_YOUR INSTRUCTIONS_:
What is needed is an exact copy of the records, with the images left out.

Data about app and page elements:
──────

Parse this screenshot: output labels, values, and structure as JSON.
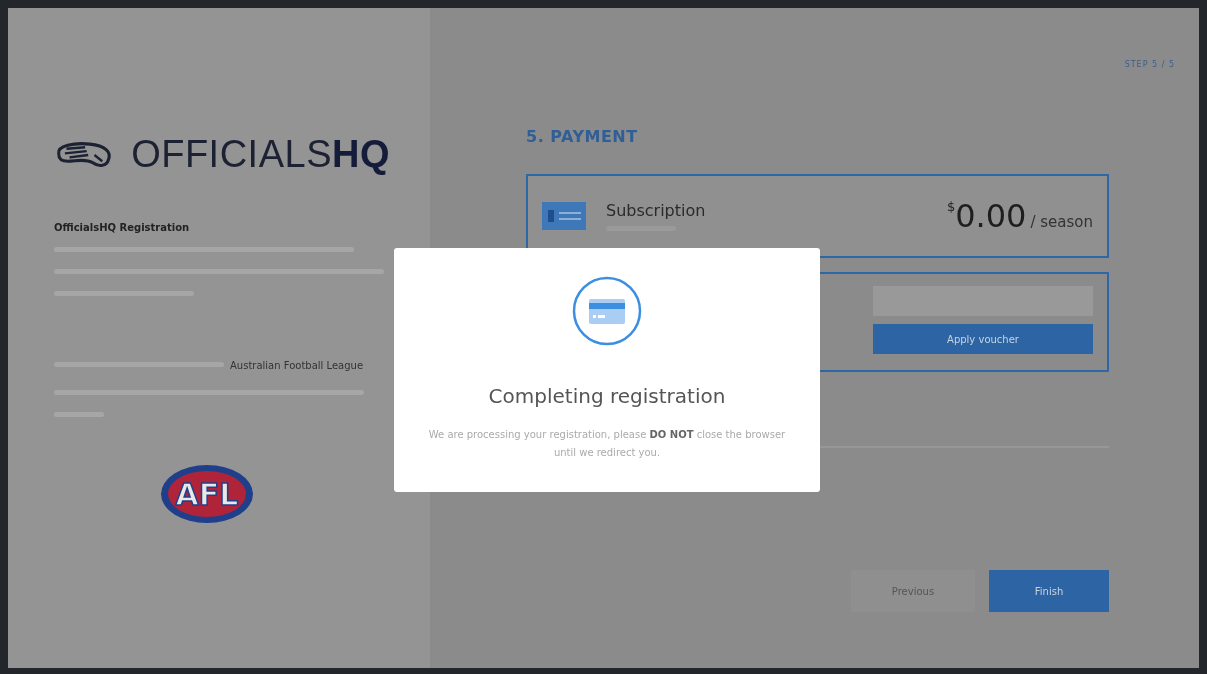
{
  "brand": {
    "logo": "OFFICIALS**HQ**"
  },
  "intro": {
    "title": "OfficialsHQ Registration",
    "highlight": "Australian Football League"
  },
  "partner_logo": {
    "text": "AFL"
  },
  "step_label": "STEP 5 / 5",
  "section_title": "5. PAYMENT",
  "subscription": {
    "name": "Subscription",
    "currency": "$",
    "amount": "0.00",
    "period": "/ season"
  },
  "voucher": {
    "button": "Apply voucher"
  },
  "nav": {
    "previous": "Previous",
    "finish": "Finish"
  },
  "modal": {
    "title": "Completing registration",
    "message": "We are processing your registration, please **DO NOT** close the browser until we redirect you."
  }
}
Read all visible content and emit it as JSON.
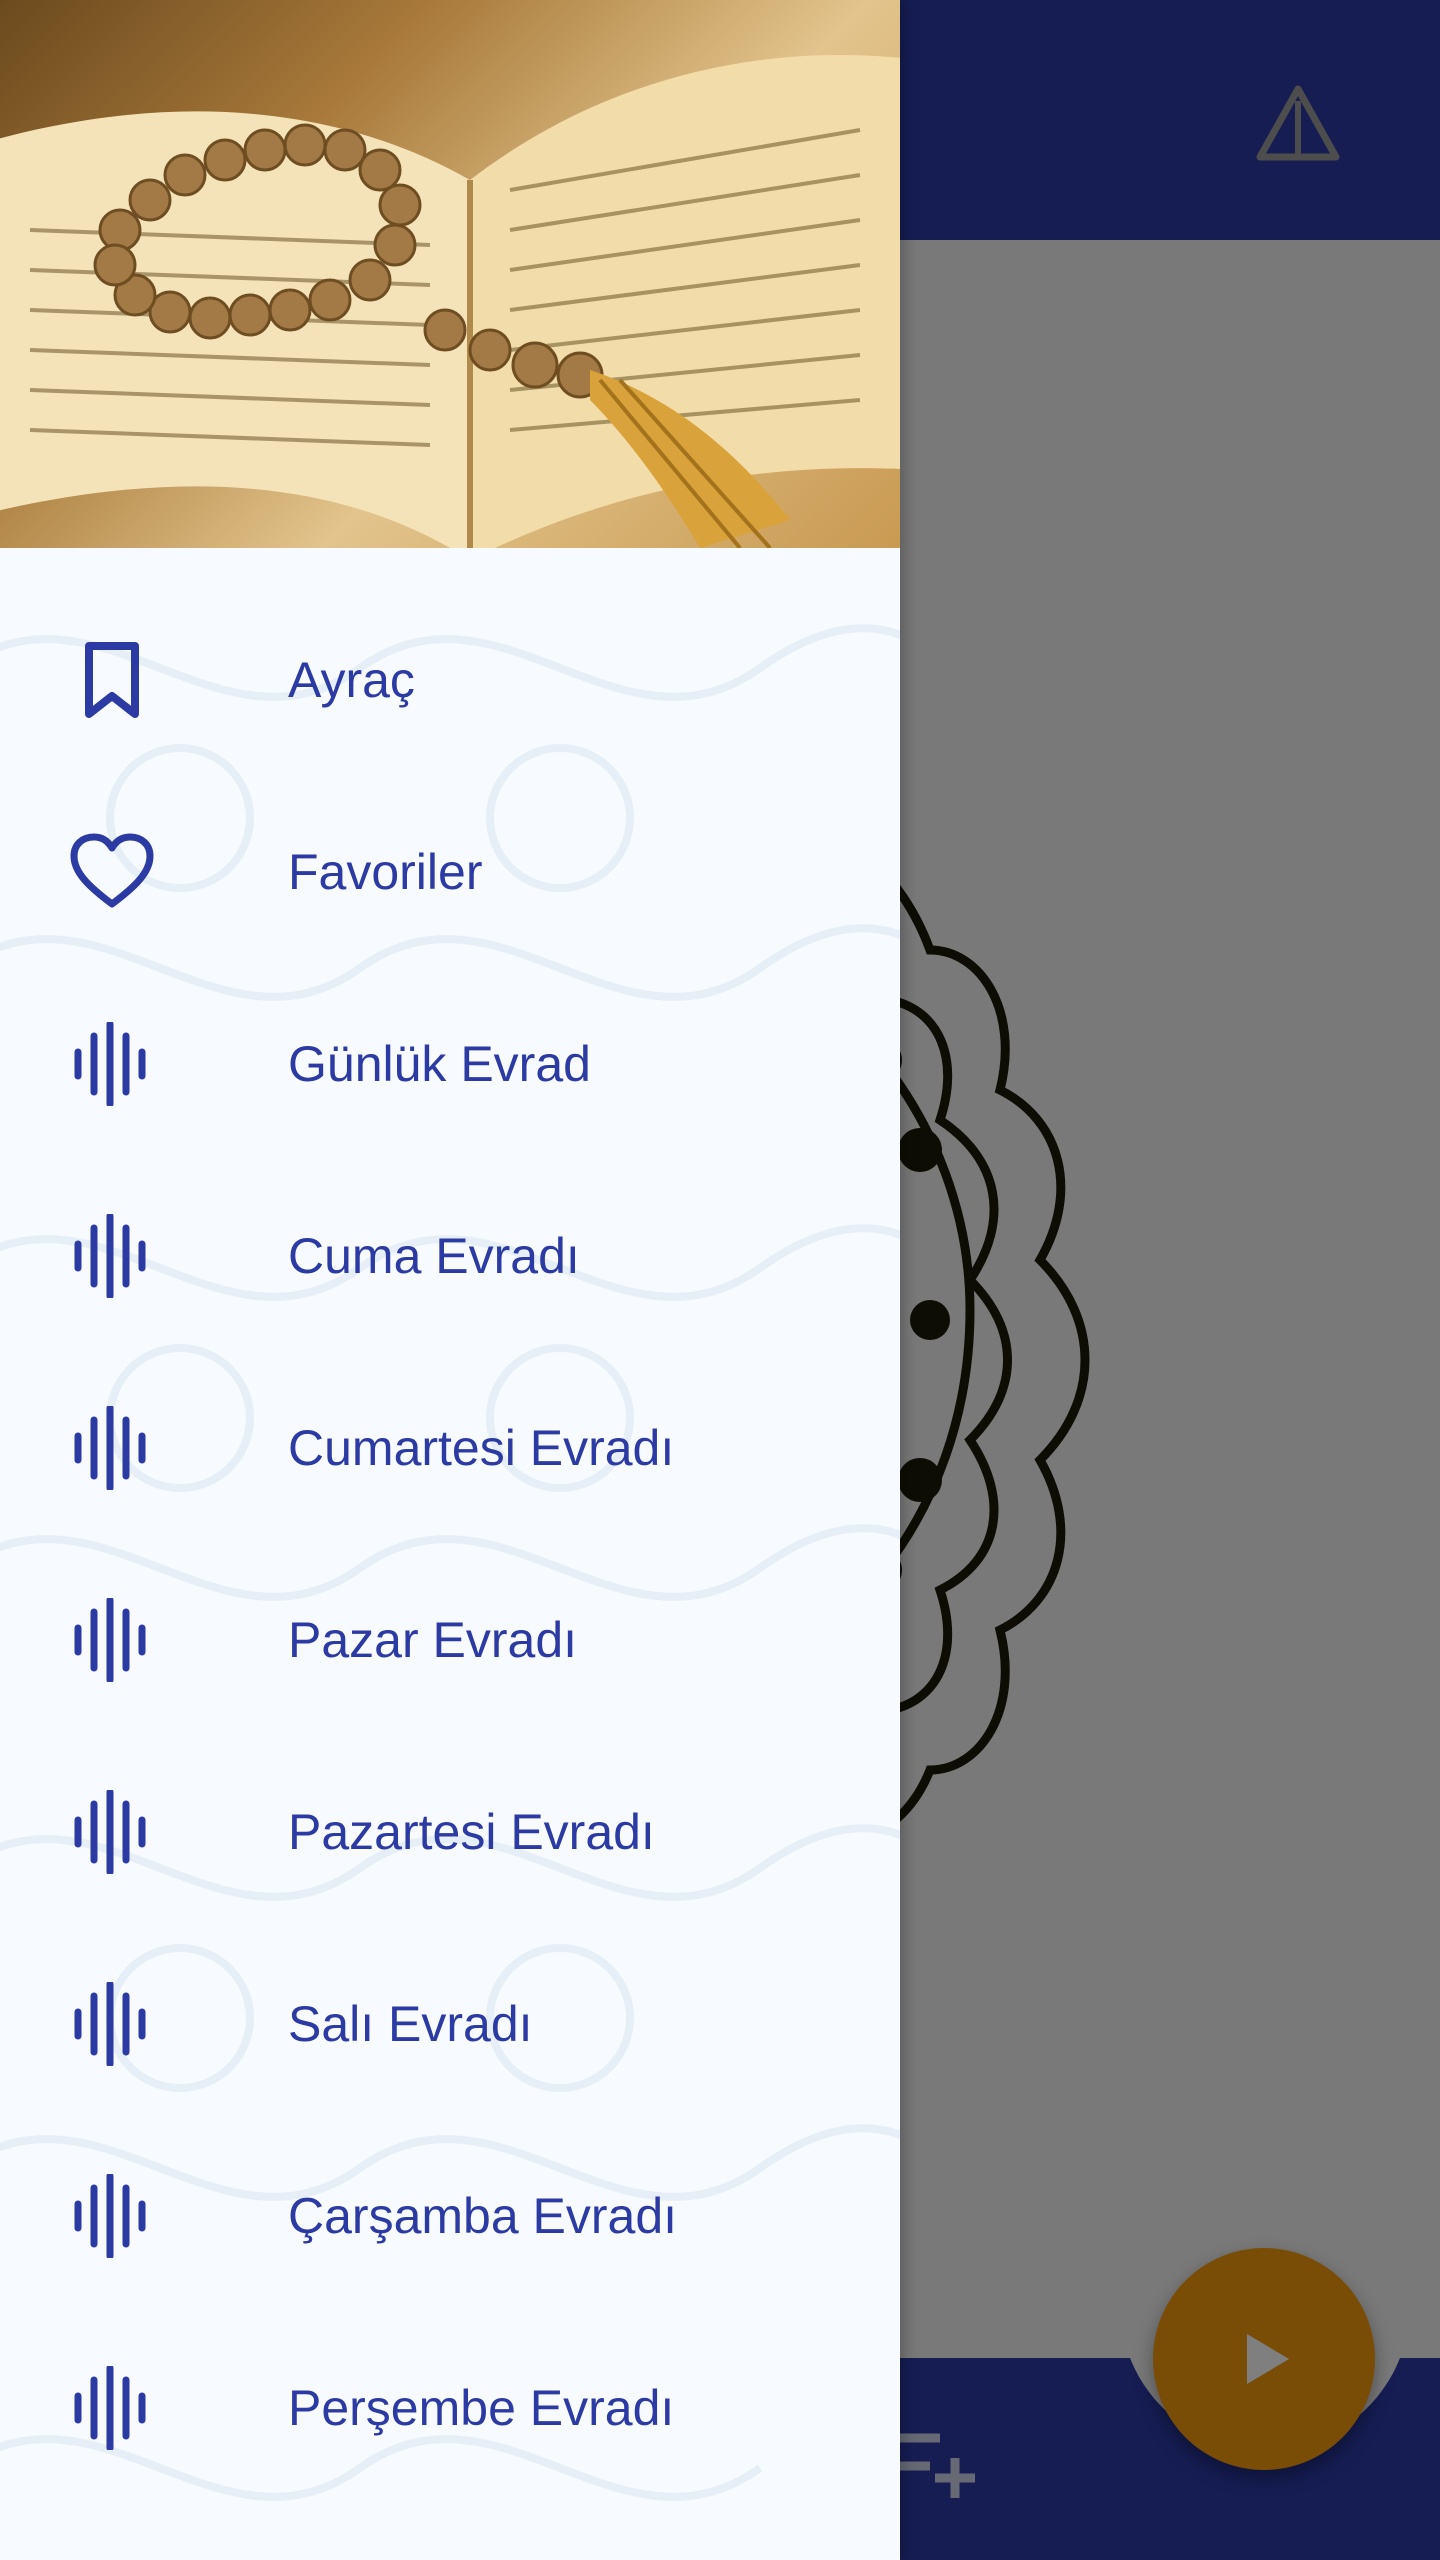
{
  "background_app": {
    "toolbar_action_icon": "warning-triangle-icon",
    "add_text_icon": "text-add-icon",
    "play_icon": "play-icon",
    "colors": {
      "primary": "#2a3aa6",
      "accent": "#f29a0c"
    }
  },
  "drawer": {
    "header_image": "quran-with-prayer-beads",
    "menu": [
      {
        "label": "Ayraç",
        "icon": "bookmark-icon"
      },
      {
        "label": "Favoriler",
        "icon": "heart-icon"
      },
      {
        "label": "Günlük Evrad",
        "icon": "audio-wave-icon"
      },
      {
        "label": "Cuma Evradı",
        "icon": "audio-wave-icon"
      },
      {
        "label": "Cumartesi Evradı",
        "icon": "audio-wave-icon"
      },
      {
        "label": "Pazar Evradı",
        "icon": "audio-wave-icon"
      },
      {
        "label": "Pazartesi Evradı",
        "icon": "audio-wave-icon"
      },
      {
        "label": "Salı Evradı",
        "icon": "audio-wave-icon"
      },
      {
        "label": "Çarşamba Evradı",
        "icon": "audio-wave-icon"
      },
      {
        "label": "Perşembe Evradı",
        "icon": "audio-wave-icon"
      }
    ],
    "colors": {
      "item_text": "#2c3aa3",
      "background": "#f7fbff"
    }
  }
}
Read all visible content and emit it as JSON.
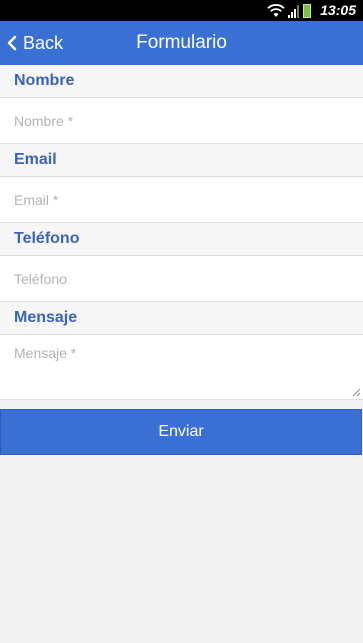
{
  "status_bar": {
    "time": "13:05",
    "icons": [
      "wifi-icon",
      "signal-icon",
      "battery-icon"
    ],
    "battery_color": "#7cc043"
  },
  "nav": {
    "back_label": "Back",
    "title": "Formulario",
    "color": "#3a6fd4"
  },
  "form": {
    "nombre": {
      "label": "Nombre",
      "placeholder": "Nombre *",
      "value": ""
    },
    "email": {
      "label": "Email",
      "placeholder": "Email *",
      "value": ""
    },
    "telefono": {
      "label": "Teléfono",
      "placeholder": "Teléfono",
      "value": ""
    },
    "mensaje": {
      "label": "Mensaje",
      "placeholder": "Mensaje *",
      "value": ""
    },
    "label_color": "#3a64b8"
  },
  "submit": {
    "label": "Enviar"
  }
}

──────

_RESPONSE BELOW_:
Parse this screenshot: output labels, values, and structure as JSON.
{
  "brand": {
    "logo": "OFFICIALS**HQ**"
  },
  "intro": {
    "title": "OfficialsHQ Registration",
    "highlight": "Australian Football League"
  },
  "partner_logo": {
    "text": "AFL"
  },
  "step_label": "STEP 5 / 5",
  "section_title": "5. PAYMENT",
  "subscription": {
    "name": "Subscription",
    "currency": "$",
    "amount": "0.00",
    "period": "/ season"
  },
  "voucher": {
    "button": "Apply voucher"
  },
  "nav": {
    "previous": "Previous",
    "finish": "Finish"
  },
  "modal": {
    "title": "Completing registration",
    "message": "We are processing your registration, please **DO NOT** close the browser until we redirect you."
  }
}
Read all visible content and emit it as JSON.
{
  "background_app": {
    "toolbar_action_icon": "warning-triangle-icon",
    "add_text_icon": "text-add-icon",
    "play_icon": "play-icon",
    "colors": {
      "primary": "#2a3aa6",
      "accent": "#f29a0c"
    }
  },
  "drawer": {
    "header_image": "quran-with-prayer-beads",
    "menu": [
      {
        "label": "Ayraç",
        "icon": "bookmark-icon"
      },
      {
        "label": "Favoriler",
        "icon": "heart-icon"
      },
      {
        "label": "Günlük Evrad",
        "icon": "audio-wave-icon"
      },
      {
        "label": "Cuma Evradı",
        "icon": "audio-wave-icon"
      },
      {
        "label": "Cumartesi Evradı",
        "icon": "audio-wave-icon"
      },
      {
        "label": "Pazar Evradı",
        "icon": "audio-wave-icon"
      },
      {
        "label": "Pazartesi Evradı",
        "icon": "audio-wave-icon"
      },
      {
        "label": "Salı Evradı",
        "icon": "audio-wave-icon"
      },
      {
        "label": "Çarşamba Evradı",
        "icon": "audio-wave-icon"
      },
      {
        "label": "Perşembe Evradı",
        "icon": "audio-wave-icon"
      }
    ],
    "colors": {
      "item_text": "#2c3aa3",
      "background": "#f7fbff"
    }
  }
}
Read all visible content and emit it as JSON.
{
  "status_bar": {
    "time": "13:05",
    "icons": [
      "wifi-icon",
      "signal-icon",
      "battery-icon"
    ],
    "battery_color": "#7cc043"
  },
  "nav": {
    "back_label": "Back",
    "title": "Formulario",
    "color": "#3a6fd4"
  },
  "form": {
    "nombre": {
      "label": "Nombre",
      "placeholder": "Nombre *",
      "value": ""
    },
    "email": {
      "label": "Email",
      "placeholder": "Email *",
      "value": ""
    },
    "telefono": {
      "label": "Teléfono",
      "placeholder": "Teléfono",
      "value": ""
    },
    "mensaje": {
      "label": "Mensaje",
      "placeholder": "Mensaje *",
      "value": ""
    },
    "label_color": "#3a64b8"
  },
  "submit": {
    "label": "Enviar"
  }
}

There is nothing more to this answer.